Associate Professor of Finance, Graduate School of Business Administration, New York University, and Smith Barney, Harris Upham & Co. Inc., respectively. The authors would like to thank David Cohen of Cohen, Cohen, and Duffy for his assistance in helping the authors understand the function of an options specialist. They would also like to thank John Merrick, Anthony Saunders, Hans Stoll, and Seha Tinic, the referee, for their comments on the paper, and Neil Horrell for his computing assistance.
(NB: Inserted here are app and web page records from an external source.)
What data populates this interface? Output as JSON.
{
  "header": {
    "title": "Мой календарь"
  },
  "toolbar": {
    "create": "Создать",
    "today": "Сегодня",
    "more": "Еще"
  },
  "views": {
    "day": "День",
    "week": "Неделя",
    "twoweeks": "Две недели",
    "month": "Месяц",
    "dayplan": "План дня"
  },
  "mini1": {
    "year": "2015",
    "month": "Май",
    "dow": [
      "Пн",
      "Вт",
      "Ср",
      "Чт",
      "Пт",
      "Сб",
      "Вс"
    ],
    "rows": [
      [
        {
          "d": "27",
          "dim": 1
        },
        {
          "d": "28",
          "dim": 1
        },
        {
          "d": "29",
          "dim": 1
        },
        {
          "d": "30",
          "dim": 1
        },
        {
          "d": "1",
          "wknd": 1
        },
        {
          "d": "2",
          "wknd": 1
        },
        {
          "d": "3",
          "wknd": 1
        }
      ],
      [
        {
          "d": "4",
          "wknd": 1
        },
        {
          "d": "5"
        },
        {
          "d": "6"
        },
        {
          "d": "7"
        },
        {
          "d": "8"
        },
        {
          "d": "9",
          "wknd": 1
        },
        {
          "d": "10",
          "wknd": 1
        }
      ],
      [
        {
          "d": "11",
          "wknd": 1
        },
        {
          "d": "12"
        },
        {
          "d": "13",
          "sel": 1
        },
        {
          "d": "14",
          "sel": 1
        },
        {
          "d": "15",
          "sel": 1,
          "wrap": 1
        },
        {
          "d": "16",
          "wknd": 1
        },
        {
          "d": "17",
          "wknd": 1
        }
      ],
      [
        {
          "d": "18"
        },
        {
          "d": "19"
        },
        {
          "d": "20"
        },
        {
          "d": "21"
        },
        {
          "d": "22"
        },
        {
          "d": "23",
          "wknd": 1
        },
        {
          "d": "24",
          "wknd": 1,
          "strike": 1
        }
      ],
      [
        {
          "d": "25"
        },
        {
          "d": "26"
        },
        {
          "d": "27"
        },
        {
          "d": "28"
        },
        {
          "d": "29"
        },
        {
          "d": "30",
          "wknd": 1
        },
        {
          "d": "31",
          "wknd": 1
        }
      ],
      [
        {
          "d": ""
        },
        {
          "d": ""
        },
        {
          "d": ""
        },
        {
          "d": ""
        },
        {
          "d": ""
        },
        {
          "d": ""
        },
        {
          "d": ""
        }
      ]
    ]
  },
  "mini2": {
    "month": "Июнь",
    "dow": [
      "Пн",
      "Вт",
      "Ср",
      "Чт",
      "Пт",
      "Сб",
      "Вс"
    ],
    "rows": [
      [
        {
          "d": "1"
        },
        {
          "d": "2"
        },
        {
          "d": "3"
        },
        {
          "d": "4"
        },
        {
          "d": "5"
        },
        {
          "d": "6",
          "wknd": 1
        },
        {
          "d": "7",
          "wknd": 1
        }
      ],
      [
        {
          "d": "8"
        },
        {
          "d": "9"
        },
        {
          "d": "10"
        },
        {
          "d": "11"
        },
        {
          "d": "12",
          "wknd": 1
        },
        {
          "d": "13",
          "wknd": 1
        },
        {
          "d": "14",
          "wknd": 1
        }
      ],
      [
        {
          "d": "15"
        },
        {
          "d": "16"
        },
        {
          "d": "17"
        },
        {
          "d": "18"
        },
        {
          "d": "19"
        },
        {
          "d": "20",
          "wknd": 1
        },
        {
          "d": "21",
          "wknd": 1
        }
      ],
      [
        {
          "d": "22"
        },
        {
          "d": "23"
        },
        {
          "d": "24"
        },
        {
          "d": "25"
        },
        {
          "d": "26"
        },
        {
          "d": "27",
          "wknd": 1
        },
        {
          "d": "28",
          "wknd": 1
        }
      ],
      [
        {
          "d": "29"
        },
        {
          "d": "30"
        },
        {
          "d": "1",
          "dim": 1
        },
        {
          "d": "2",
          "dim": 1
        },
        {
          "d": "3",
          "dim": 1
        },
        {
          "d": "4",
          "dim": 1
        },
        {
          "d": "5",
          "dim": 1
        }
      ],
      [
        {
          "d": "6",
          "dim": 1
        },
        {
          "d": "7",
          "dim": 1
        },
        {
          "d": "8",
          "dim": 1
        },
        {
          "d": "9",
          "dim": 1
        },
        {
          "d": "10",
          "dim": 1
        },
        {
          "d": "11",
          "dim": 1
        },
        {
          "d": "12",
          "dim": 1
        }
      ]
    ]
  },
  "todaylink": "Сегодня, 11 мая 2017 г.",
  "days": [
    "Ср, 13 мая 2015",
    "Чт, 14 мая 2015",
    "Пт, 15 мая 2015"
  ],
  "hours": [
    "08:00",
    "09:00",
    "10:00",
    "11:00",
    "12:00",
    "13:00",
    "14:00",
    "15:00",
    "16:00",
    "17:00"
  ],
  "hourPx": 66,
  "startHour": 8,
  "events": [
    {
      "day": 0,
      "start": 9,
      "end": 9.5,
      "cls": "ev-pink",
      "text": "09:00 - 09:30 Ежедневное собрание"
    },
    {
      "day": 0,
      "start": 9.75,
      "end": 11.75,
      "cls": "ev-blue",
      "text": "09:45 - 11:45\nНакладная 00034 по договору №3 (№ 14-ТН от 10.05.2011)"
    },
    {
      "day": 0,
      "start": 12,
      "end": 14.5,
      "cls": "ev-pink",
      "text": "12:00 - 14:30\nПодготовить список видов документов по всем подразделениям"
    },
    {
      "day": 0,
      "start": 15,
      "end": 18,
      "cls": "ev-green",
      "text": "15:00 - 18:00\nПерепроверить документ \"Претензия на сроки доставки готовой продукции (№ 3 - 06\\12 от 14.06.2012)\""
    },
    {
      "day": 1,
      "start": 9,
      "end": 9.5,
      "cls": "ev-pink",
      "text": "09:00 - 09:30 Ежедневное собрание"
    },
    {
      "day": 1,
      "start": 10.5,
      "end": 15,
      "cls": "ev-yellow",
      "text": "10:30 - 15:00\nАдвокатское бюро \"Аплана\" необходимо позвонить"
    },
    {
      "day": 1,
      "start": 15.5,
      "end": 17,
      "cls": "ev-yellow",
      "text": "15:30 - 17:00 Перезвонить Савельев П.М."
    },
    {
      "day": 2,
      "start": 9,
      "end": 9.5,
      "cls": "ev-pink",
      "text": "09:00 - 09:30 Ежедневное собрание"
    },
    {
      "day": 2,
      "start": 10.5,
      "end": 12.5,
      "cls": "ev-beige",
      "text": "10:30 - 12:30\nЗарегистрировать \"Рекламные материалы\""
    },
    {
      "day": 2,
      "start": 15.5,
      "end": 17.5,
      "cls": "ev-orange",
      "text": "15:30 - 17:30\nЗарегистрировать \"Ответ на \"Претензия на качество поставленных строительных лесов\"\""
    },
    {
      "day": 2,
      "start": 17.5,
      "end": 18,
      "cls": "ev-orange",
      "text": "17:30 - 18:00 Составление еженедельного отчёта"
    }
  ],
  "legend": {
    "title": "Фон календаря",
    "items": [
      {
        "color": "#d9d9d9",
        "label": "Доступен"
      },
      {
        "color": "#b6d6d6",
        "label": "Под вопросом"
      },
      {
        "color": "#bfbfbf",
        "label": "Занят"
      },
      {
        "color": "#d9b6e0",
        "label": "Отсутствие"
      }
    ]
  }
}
We are responsible for the remaining errors.
Dealer Bid-Ask Quotes and Transaction Prices: An Empirical Study of Some AMEX Options
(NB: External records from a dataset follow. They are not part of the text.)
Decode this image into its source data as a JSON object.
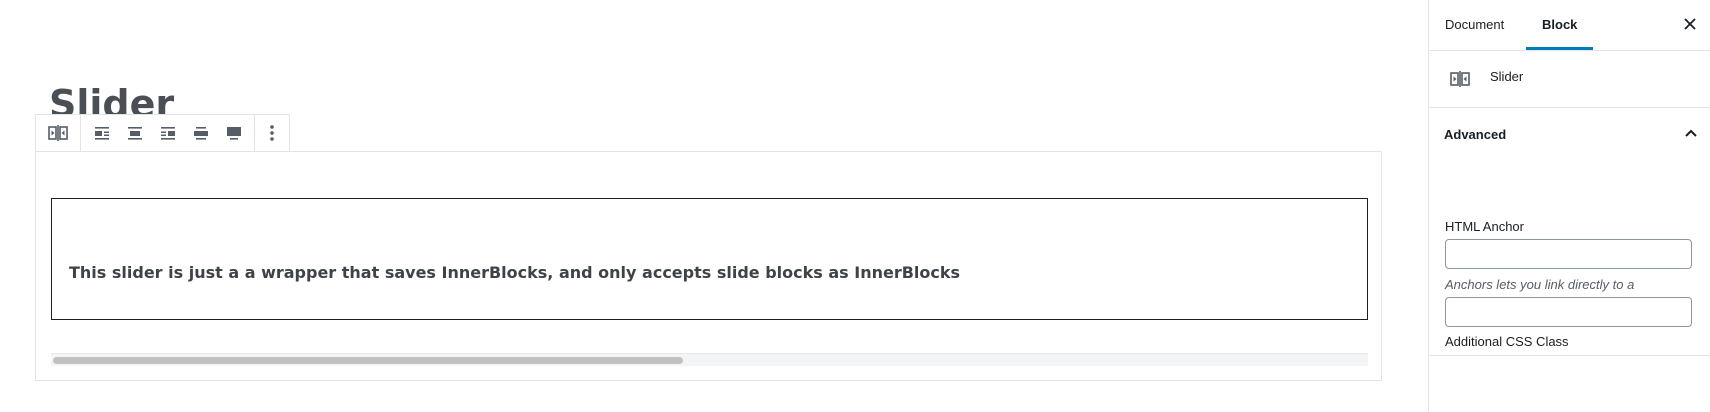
{
  "editor": {
    "post_title": "Slider",
    "slider_text": "This slider is just a a wrapper that saves InnerBlocks, and only accepts slide blocks as InnerBlocks"
  },
  "toolbar": {
    "buttons": [
      {
        "icon": "slider-block-icon"
      },
      {
        "icon": "align-left-icon"
      },
      {
        "icon": "align-center-icon"
      },
      {
        "icon": "align-right-icon"
      },
      {
        "icon": "align-wide-icon"
      },
      {
        "icon": "align-full-icon"
      },
      {
        "icon": "more-options-icon"
      }
    ]
  },
  "sidebar": {
    "tabs": [
      {
        "label": "Document",
        "active": false
      },
      {
        "label": "Block",
        "active": true
      }
    ],
    "close_icon": "close-icon",
    "block_card": {
      "icon": "slider-block-icon",
      "title": "Slider"
    },
    "advanced": {
      "title": "Advanced",
      "expanded": true,
      "html_anchor_label": "HTML Anchor",
      "html_anchor_value": "",
      "html_anchor_help": "Anchors lets you link directly to a section on a page.",
      "css_class_label": "Additional CSS Class",
      "css_class_value": ""
    }
  },
  "colors": {
    "accent": "#007cba",
    "text": "#191e23",
    "border": "#e2e4e7"
  }
}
Article first published online: 30 APR 2012
1984 The American Finance Association
The Journal of Finance
Volume 39, Issue 1, pages 23–45, March 1984
How to Cite
HO, T. S. Y. and MACRIS, R. G. (1984), Dealer Bid-Ask Quotes and Transaction Prices: An Empirical Study of Some AMEX Options. The Journal of Finance, 39: 23–45. doi: 10.1111/j.1540-6261.1984.tb03858.x
- Issue published online: 30 APR 2012
- Article first published online: 30 APR 2012
This paper, utilizing dealer's “trading book” information, presents some empirical evidence supporting the validity of a dealer pricing model. It shows that much of the transaction prices variation may be explained by the specialist's optimal determination of his bid and ask quotes. Furthermore, it demonstrates that the dealer's bid-ask spread is an important explanatory variable in the observed transaction return. Finally, it indicates that the dealer's inventory level may affect his quotes and thus the transaction prices and order arrivals. The paper provides insights into the relationship between transaction prices and equilibrium prices, which will permit more extensive use of transaction data in empirical investigations. It also provides a better understanding of optimal dealer pricing strategies, suggesting that the proposed empirical model may be used to evaluate a dealer's trading performance.